▸ Description of the task
Output all of the data below exactly as given.

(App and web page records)
+===+

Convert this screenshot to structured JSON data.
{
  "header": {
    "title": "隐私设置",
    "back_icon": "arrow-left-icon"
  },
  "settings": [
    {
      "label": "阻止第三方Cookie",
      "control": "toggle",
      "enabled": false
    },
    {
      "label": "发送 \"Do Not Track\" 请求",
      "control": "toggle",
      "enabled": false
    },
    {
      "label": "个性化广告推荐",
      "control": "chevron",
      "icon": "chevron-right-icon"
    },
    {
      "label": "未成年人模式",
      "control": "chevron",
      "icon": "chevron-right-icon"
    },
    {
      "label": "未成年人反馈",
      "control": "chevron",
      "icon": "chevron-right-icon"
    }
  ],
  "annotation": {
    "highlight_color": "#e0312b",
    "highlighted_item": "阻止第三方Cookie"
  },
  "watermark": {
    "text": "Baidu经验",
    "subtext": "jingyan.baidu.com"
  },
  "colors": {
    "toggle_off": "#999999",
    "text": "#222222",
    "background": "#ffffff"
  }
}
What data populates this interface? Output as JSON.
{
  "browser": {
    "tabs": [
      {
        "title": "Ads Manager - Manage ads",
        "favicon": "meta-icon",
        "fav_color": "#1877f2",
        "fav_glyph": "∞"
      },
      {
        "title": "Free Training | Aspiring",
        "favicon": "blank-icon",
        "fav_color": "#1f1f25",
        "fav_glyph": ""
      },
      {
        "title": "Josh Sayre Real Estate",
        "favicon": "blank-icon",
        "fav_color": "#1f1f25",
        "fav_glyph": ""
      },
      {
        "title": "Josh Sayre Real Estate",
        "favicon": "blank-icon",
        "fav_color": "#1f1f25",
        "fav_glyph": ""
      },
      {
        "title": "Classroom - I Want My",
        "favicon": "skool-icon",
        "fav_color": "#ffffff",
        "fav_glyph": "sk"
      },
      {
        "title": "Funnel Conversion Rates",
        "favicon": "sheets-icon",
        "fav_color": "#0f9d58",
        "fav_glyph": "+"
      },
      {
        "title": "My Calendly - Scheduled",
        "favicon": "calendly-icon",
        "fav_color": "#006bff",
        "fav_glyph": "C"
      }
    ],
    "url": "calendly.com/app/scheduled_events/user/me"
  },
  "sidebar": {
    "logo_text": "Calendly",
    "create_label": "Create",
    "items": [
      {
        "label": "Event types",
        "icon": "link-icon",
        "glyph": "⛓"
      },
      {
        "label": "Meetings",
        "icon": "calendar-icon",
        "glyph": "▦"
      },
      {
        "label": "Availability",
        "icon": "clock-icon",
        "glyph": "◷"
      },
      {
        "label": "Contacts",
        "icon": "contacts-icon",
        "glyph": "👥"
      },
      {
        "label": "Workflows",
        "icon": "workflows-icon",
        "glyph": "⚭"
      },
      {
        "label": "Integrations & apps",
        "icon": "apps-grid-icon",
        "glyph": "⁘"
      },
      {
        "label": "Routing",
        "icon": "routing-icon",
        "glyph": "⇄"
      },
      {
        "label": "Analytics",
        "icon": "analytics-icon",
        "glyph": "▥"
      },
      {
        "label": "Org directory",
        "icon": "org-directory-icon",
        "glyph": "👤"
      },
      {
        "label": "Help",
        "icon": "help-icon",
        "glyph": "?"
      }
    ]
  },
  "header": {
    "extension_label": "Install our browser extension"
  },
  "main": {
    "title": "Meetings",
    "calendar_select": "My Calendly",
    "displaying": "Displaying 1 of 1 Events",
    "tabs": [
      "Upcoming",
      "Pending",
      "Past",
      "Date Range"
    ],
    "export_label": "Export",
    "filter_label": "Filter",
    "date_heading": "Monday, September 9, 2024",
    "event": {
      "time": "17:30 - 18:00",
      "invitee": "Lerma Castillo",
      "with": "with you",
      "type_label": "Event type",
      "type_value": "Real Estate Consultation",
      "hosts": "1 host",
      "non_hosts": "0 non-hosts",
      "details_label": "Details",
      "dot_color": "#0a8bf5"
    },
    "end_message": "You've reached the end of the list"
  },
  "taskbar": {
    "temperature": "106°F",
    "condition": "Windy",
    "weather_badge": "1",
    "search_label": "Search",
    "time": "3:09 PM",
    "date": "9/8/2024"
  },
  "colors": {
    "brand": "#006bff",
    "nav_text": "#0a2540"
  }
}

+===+

▸ Written response
Convert this screenshot to structured JSON data.
{
  "header": {
    "title": "隐私设置",
    "back_icon": "arrow-left-icon"
  },
  "settings": [
    {
      "label": "阻止第三方Cookie",
      "control": "toggle",
      "enabled": false
    },
    {
      "label": "发送 \"Do Not Track\" 请求",
      "control": "toggle",
      "enabled": false
    },
    {
      "label": "个性化广告推荐",
      "control": "chevron",
      "icon": "chevron-right-icon"
    },
    {
      "label": "未成年人模式",
      "control": "chevron",
      "icon": "chevron-right-icon"
    },
    {
      "label": "未成年人反馈",
      "control": "chevron",
      "icon": "chevron-right-icon"
    }
  ],
  "annotation": {
    "highlight_color": "#e0312b",
    "highlighted_item": "阻止第三方Cookie"
  },
  "watermark": {
    "text": "Baidu经验",
    "subtext": "jingyan.baidu.com"
  },
  "colors": {
    "toggle_off": "#999999",
    "text": "#222222",
    "background": "#ffffff"
  }
}
What data populates this interface? Output as JSON.
{
  "browser": {
    "tabs": [
      {
        "title": "Ads Manager - Manage ads",
        "favicon": "meta-icon",
        "fav_color": "#1877f2",
        "fav_glyph": "∞"
      },
      {
        "title": "Free Training | Aspiring",
        "favicon": "blank-icon",
        "fav_color": "#1f1f25",
        "fav_glyph": ""
      },
      {
        "title": "Josh Sayre Real Estate",
        "favicon": "blank-icon",
        "fav_color": "#1f1f25",
        "fav_glyph": ""
      },
      {
        "title": "Josh Sayre Real Estate",
        "favicon": "blank-icon",
        "fav_color": "#1f1f25",
        "fav_glyph": ""
      },
      {
        "title": "Classroom - I Want My",
        "favicon": "skool-icon",
        "fav_color": "#ffffff",
        "fav_glyph": "sk"
      },
      {
        "title": "Funnel Conversion Rates",
        "favicon": "sheets-icon",
        "fav_color": "#0f9d58",
        "fav_glyph": "+"
      },
      {
        "title": "My Calendly - Scheduled",
        "favicon": "calendly-icon",
        "fav_color": "#006bff",
        "fav_glyph": "C"
      }
    ],
    "url": "calendly.com/app/scheduled_events/user/me"
  },
  "sidebar": {
    "logo_text": "Calendly",
    "create_label": "Create",
    "items": [
      {
        "label": "Event types",
        "icon": "link-icon",
        "glyph": "⛓"
      },
      {
        "label": "Meetings",
        "icon": "calendar-icon",
        "glyph": "▦"
      },
      {
        "label": "Availability",
        "icon": "clock-icon",
        "glyph": "◷"
      },
      {
        "label": "Contacts",
        "icon": "contacts-icon",
        "glyph": "👥"
      },
      {
        "label": "Workflows",
        "icon": "workflows-icon",
        "glyph": "⚭"
      },
      {
        "label": "Integrations & apps",
        "icon": "apps-grid-icon",
        "glyph": "⁘"
      },
      {
        "label": "Routing",
        "icon": "routing-icon",
        "glyph": "⇄"
      },
      {
        "label": "Analytics",
        "icon": "analytics-icon",
        "glyph": "▥"
      },
      {
        "label": "Org directory",
        "icon": "org-directory-icon",
        "glyph": "👤"
      },
      {
        "label": "Help",
        "icon": "help-icon",
        "glyph": "?"
      }
    ]
  },
  "header": {
    "extension_label": "Install our browser extension"
  },
  "main": {
    "title": "Meetings",
    "calendar_select": "My Calendly",
    "displaying": "Displaying 1 of 1 Events",
    "tabs": [
      "Upcoming",
      "Pending",
      "Past",
      "Date Range"
    ],
    "export_label": "Export",
    "filter_label": "Filter",
    "date_heading": "Monday, September 9, 2024",
    "event": {
      "time": "17:30 - 18:00",
      "invitee": "Lerma Castillo",
      "with": "with you",
      "type_label": "Event type",
      "type_value": "Real Estate Consultation",
      "hosts": "1 host",
      "non_hosts": "0 non-hosts",
      "details_label": "Details",
      "dot_color": "#0a8bf5"
    },
    "end_message": "You've reached the end of the list"
  },
  "taskbar": {
    "temperature": "106°F",
    "condition": "Windy",
    "weather_badge": "1",
    "search_label": "Search",
    "time": "3:09 PM",
    "date": "9/8/2024"
  },
  "colors": {
    "brand": "#006bff",
    "nav_text": "#0a2540"
  }
}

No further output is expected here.